> _What you need to do_:
The answer must be an exact copy of every entry, with no pictures in it.
Content starts
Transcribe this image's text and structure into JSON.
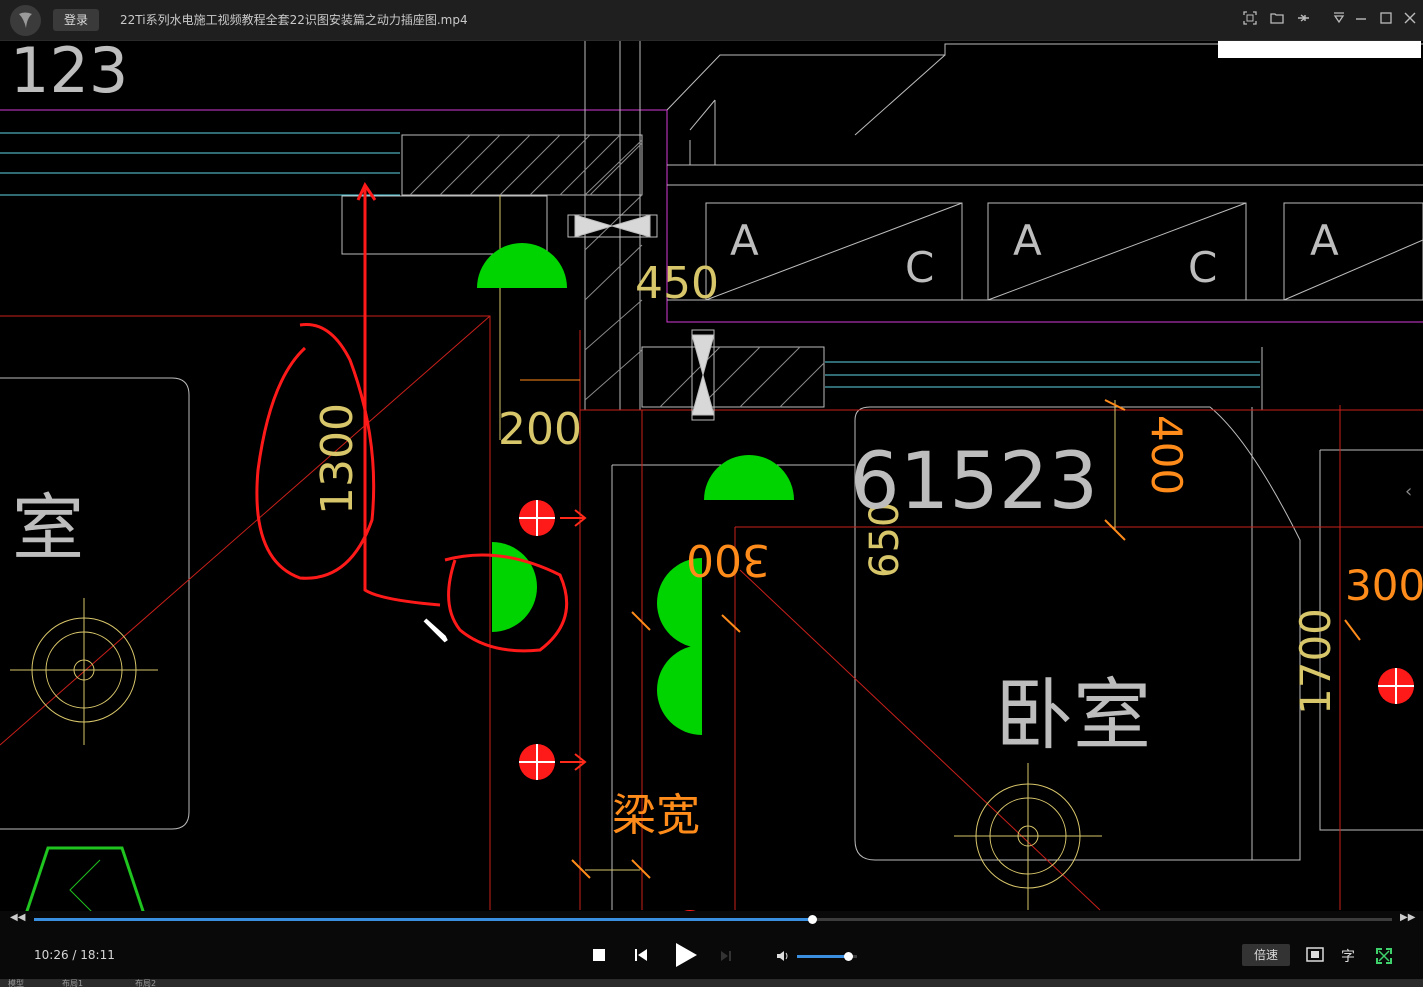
{
  "titlebar": {
    "login_label": "登录",
    "file_title": "22Ti系列水电施工视频教程全套22识图安装篇之动力插座图.mp4",
    "icons": [
      "screenshot-icon",
      "folder-icon",
      "pin-icon",
      "menu-icon",
      "minimize-icon",
      "maximize-icon",
      "close-icon"
    ]
  },
  "cad": {
    "labels": {
      "top_left_number": "123",
      "dim_450": "450",
      "dim_200": "200",
      "dim_1300": "1300",
      "dim_300": "300",
      "dim_650": "650",
      "room_number": "61523",
      "dim_400": "400",
      "dim_1700": "1700",
      "dim_300_right": "300",
      "room_left": "室",
      "room_bedroom": "卧室",
      "beam_width": "梁宽",
      "panel_a": "A",
      "panel_c": "C"
    },
    "colors": {
      "red": "#ff2a1a",
      "green": "#00d400",
      "yellow": "#d8c66a",
      "cyan": "#5fd6e6",
      "magenta": "#d43ad4",
      "orange": "#ff8c1a",
      "gray": "#bdbdbd"
    }
  },
  "player": {
    "time_current": "10:26",
    "time_total": "18:11",
    "time_display": "10:26 / 18:11",
    "progress": 0.573,
    "volume": 0.85,
    "speed_label": "倍速",
    "subtitle_label": "字",
    "accent": "#3b8fe0"
  },
  "statusbar": {
    "items": [
      "模型",
      "布局1",
      "布局2"
    ]
  }
}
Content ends
> _Answer for the task_:
Transcribe this image's text and structure into JSON.
{
  "titlebar": {
    "login_label": "登录",
    "file_title": "22Ti系列水电施工视频教程全套22识图安装篇之动力插座图.mp4",
    "icons": [
      "screenshot-icon",
      "folder-icon",
      "pin-icon",
      "menu-icon",
      "minimize-icon",
      "maximize-icon",
      "close-icon"
    ]
  },
  "cad": {
    "labels": {
      "top_left_number": "123",
      "dim_450": "450",
      "dim_200": "200",
      "dim_1300": "1300",
      "dim_300": "300",
      "dim_650": "650",
      "room_number": "61523",
      "dim_400": "400",
      "dim_1700": "1700",
      "dim_300_right": "300",
      "room_left": "室",
      "room_bedroom": "卧室",
      "beam_width": "梁宽",
      "panel_a": "A",
      "panel_c": "C"
    },
    "colors": {
      "red": "#ff2a1a",
      "green": "#00d400",
      "yellow": "#d8c66a",
      "cyan": "#5fd6e6",
      "magenta": "#d43ad4",
      "orange": "#ff8c1a",
      "gray": "#bdbdbd"
    }
  },
  "player": {
    "time_current": "10:26",
    "time_total": "18:11",
    "time_display": "10:26 / 18:11",
    "progress": 0.573,
    "volume": 0.85,
    "speed_label": "倍速",
    "subtitle_label": "字",
    "accent": "#3b8fe0"
  },
  "statusbar": {
    "items": [
      "模型",
      "布局1",
      "布局2"
    ]
  }
}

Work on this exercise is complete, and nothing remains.